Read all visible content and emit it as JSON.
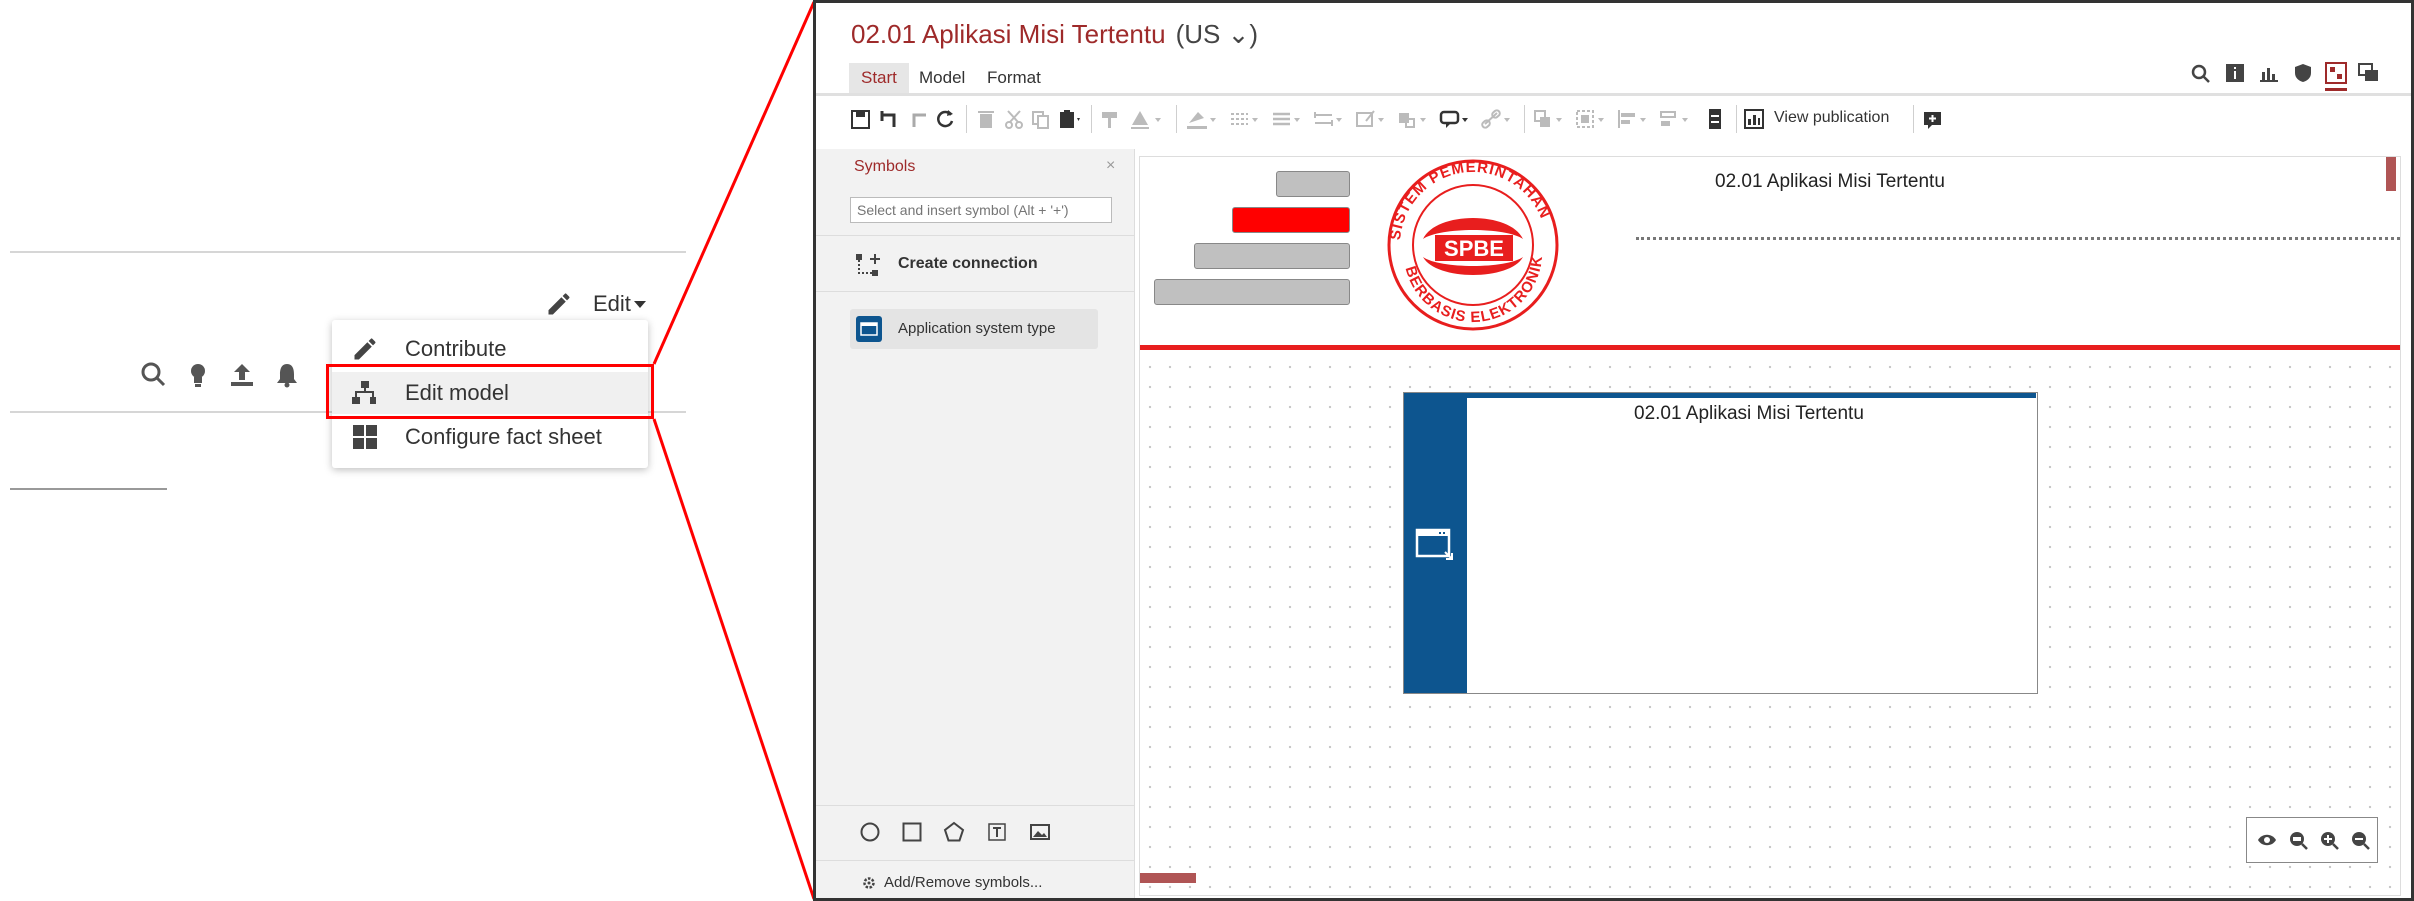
{
  "left_panel": {
    "edit_label": "Edit",
    "menu_items": [
      {
        "label": "Contribute",
        "icon": "pencil-icon"
      },
      {
        "label": "Edit model",
        "icon": "edit-model-icon"
      },
      {
        "label": "Configure fact sheet",
        "icon": "grid-icon"
      }
    ],
    "toolbar_icons": [
      "search-icon",
      "lightbulb-icon",
      "upload-icon",
      "bell-icon"
    ]
  },
  "window": {
    "title": "02.01 Aplikasi Misi Tertentu",
    "language": "(US ⌄)",
    "tabs": [
      "Start",
      "Model",
      "Format"
    ],
    "active_tab": "Start",
    "view_publication_label": "View publication",
    "header_right_icons": [
      "search-icon",
      "info-icon",
      "chart-icon",
      "shield-icon",
      "diagram-icon",
      "windows-icon"
    ]
  },
  "symbols_panel": {
    "title": "Symbols",
    "close": "×",
    "search_placeholder": "Select and insert symbol (Alt + '+')",
    "create_connection_label": "Create connection",
    "symbol_items": [
      "Application system type"
    ],
    "add_remove_label": "Add/Remove symbols..."
  },
  "canvas": {
    "header_title": "02.01 Aplikasi Misi Tertentu",
    "logo_ring_text": "SISTEM PEMERINTAHAN BERBASIS ELEKTRONIK",
    "logo_center_text": "SPBE",
    "box_title": "02.01 Aplikasi Misi Tertentu"
  },
  "colors": {
    "accent_red": "#e81e1e",
    "title_red": "#9e2a2a",
    "box_blue": "#0d558f",
    "highlight_red": "#ff0000"
  }
}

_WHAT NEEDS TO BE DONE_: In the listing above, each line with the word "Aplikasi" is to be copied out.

_FINISHED EXERCISE_:
    "title": "02.01 Aplikasi Misi Tertentu",
    "header_title": "02.01 Aplikasi Misi Tertentu",
    "box_title": "02.01 Aplikasi Misi Tertentu"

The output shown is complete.